Those trying to reinstitute Proposition 8 — the voter-backed referendum to ban gay marriage in California — lost once again in court on Wednesday, meaning no stop to such legal unions that resumed a few weeks ago.
In two brief rulings, California Supreme Court Chief Justice Tani Gorre Cantil-Sakauye dismissed attempts by opponents of same-sex marriage.
One was brought by ProtectMarriage.com, the group that’s led legal efforts defending what’s known as Prop 8, and the other came from a San Diego County clerk who’d argued the state had put him in an “untenable position” by compelling him to sign off on marriage licenses for gay and lesbian couples.

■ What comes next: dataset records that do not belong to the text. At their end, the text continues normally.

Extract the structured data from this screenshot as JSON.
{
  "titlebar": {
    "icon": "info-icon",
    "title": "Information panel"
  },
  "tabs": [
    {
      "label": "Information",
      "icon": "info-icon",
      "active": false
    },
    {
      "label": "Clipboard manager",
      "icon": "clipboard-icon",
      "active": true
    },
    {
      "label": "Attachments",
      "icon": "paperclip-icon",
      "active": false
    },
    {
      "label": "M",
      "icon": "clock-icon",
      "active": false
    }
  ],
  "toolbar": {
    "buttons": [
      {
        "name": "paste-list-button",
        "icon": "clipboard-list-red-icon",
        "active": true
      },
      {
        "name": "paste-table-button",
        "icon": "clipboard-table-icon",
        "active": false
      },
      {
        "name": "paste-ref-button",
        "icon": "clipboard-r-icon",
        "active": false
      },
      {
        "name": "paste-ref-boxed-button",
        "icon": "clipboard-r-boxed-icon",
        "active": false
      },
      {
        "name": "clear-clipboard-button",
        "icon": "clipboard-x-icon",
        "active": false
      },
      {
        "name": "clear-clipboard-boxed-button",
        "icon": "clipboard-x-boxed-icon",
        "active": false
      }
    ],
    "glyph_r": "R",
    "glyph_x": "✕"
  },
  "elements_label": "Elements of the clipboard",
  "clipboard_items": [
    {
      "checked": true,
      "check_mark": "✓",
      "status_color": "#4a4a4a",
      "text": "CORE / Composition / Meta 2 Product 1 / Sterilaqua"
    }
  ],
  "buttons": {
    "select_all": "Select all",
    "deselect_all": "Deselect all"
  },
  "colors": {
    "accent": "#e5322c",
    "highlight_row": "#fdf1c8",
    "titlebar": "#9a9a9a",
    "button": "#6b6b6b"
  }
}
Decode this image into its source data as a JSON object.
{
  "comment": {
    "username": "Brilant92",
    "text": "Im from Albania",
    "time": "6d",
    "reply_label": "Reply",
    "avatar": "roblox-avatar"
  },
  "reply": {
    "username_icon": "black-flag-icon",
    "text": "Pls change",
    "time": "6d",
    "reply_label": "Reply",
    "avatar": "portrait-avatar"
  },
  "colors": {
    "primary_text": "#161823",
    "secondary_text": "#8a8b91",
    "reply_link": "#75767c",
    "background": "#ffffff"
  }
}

The rulings were the latest in a spate of decisions — at the state and federal level, including the U.S. Supreme Court — that have gone against those trying to restrict marriage in the Golden State to between one man and one woman.
Attorney General Kamala Harris was among those gay marriage supporters who cheered Wednesday’s ruling, much as they have the others in recent months. She tweeted: “The CA Supreme court has denied the #Prop8 proponents’ request to halt same-sex marriages!”
“#Prop8 dead for good,” tweeted Equality California, the state’s biggest gay, lesbian, bisexual and transgender advocacy group. “CA Supr. Ct. refuses last remaining legal challenge. Freedom to marry here to stay.”
Those on the other side of the debate, meanwhile, lamented Wednesday’s ruling and more generally criticized state leaders who, in their view, had “silenced more than 7 million Californians who clearly expressed their views.”
“Though the current California officials are unwilling to support the state constitution, we remain hopeful that one day Californians will elect officials who will,” Alliance Defending Freedom, a legal advocacy organization, said in a statement. “...The court’s decision today ... does not end the debate about marriage in California.”
In May 2008, California’s Supreme Court struck down the state’s ban on same-sex marriage, ruling that the state’s constitution gives “this basic civil right to (marry to) all Californians, whether gay or heterosexual, and to same-sex couples as well as to opposite-sex couples.”
The tide turned a few months later, when 52% of voters backed Proposition 8 to halt gay and lesbian marriages.
Yet state officials declined to stand behind the prohibition, even if private parties did. A federal appeals court subsequently ruled that Proposition 8 was unconstitutional, though it still issued a stay on same-sex marriages until the U.S. Supreme Court could weigh in.
That happened June 26, when the nation’s high court — in a 5-4 decision — dismissed an appeal of the earlier lower court ruling on narrow, jurisdictional grounds.
Two days later, the Ninth U.S. Circuit Court of Appeals officially lifted the previous injunction, and same-sex weddings took place very soon thereafter.
Proposition 8 backers tried to get the U.S. Supreme Court to again intervene, but Justice Anthony Kennedy refused to do so.
Efforts continued, though, in the state court system.
One came from San Diego County Clerk Ernest Dronenburg, who last month asked the California Supreme Court to order Gov. Jerry Brown, Harris and other state officials to abide by an “immediate temporary stay” to once again halt same-sex marriages.
Dronenburg argued that he had been “threatened with legal action by the attorney general for exercising his public duties consistent with state law defining marriage as the union between one man and one woman.”
Yet the state Supreme Court responded days later by denying the county clerk’s request to stop same-sex marriages immediately. On Wednesday, Cantil-Sakauye officially dismissed Dronenburg’s petition.
Sonya Hamasaki and Greg Botelho | CNN